Credit scores range between 300 and 850. The higher the score the better. 500 or lower is considered a low credit score. 700 or above will save you money on your financed purchase by lowing your interest rate. In reality you want your score to be at least 600 with a goal to get it above 720. Finance companies will give you the lowest possible interest rates if you average credit score is above 720.  By eliminating the amount of debt you have and stopping the late payments from reporting you can increase your credit score. This can be done by paying all your debt off. But for a lot of people this is not a possibility. A fast and easy way to increase your FICA score is to file bankruptcy. Bankruptcy eliminates bad debts that are reporting negatively to your credit and forces the creditor to report $0.00 balances and no more late payments. Once you file bankruptcy you don't owe the creditor and therefore they are forced to report $0.00 balances and no more late payments. This also fixes your debt to income ratio making you less of a risk for future creditors in turn making you eligible to finance products like vehicles or houses. Call us and we will pull your credit score using our special bankruptcy software that will also predict what your score will be after filing bankruptcy.

CreditKarma is a free service that tracts your credit score and I highly recommend and use it. If you want to dispute your credit report or need to pull it from one of the three credit bureaus click here.


Credit Score Description
730 - 850 Excellent
700 - 729 Great
670 - 699 Good
585 - 669 Average
300 - 584 Poor





Factors that determine your credit score

Determining Factor Weight Percentage Description
Payment History 35% How particular have you been in paying your credit card bills, loan installments and dealing with any form of debt, does affect your credit score. Bankruptcy, court cases and delayed debt payments can adversely affect your credit rating. On the other hand, timely debt payments and a clean financial record will boost your score. The time interval since your last outstanding debt payment, bankruptcy, the number of debt items also influence the score.
Debt/Amounts Owed 30% Next most important factor that affects your credit score are the amounts of money you owe on each of your financial accounts. The proportion of credit usage in relation to your credit limits on every account and the total amount of loan installments pending on your accounts is taken into consideration.
Credit History Length 15% The overall length of time over which you've used credit lines and your banking accounts also influences the score. A prolonged good record of good credit usage helps boost the score.
New Credit Lines Used 10% The number of new credit lines used or banking accounts, which you have recently opened, impacts your score.
Credit Types Used 10% The range of different credit types used will also influence the credit rating.
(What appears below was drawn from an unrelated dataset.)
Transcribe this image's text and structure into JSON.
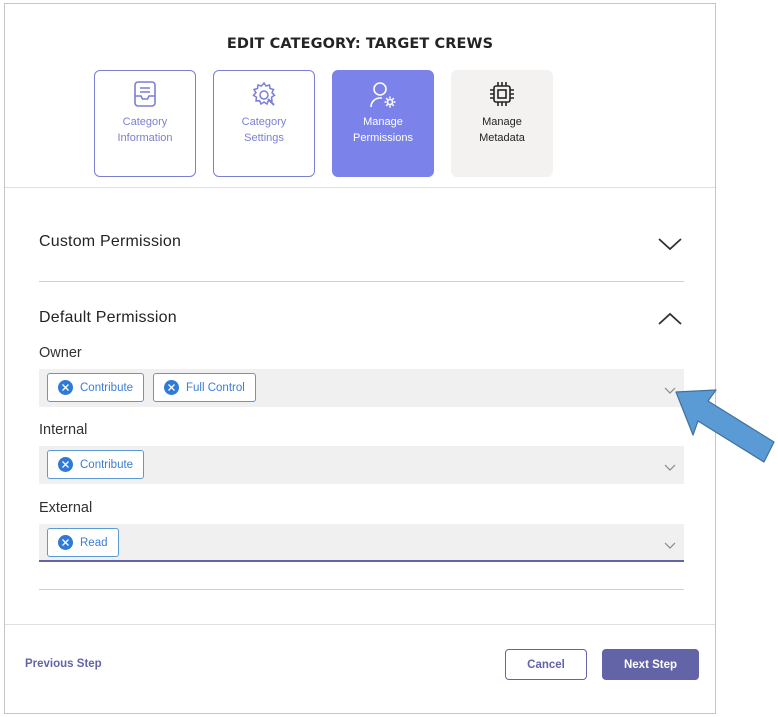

The way you've handled various types of credit, is also taken into consideration.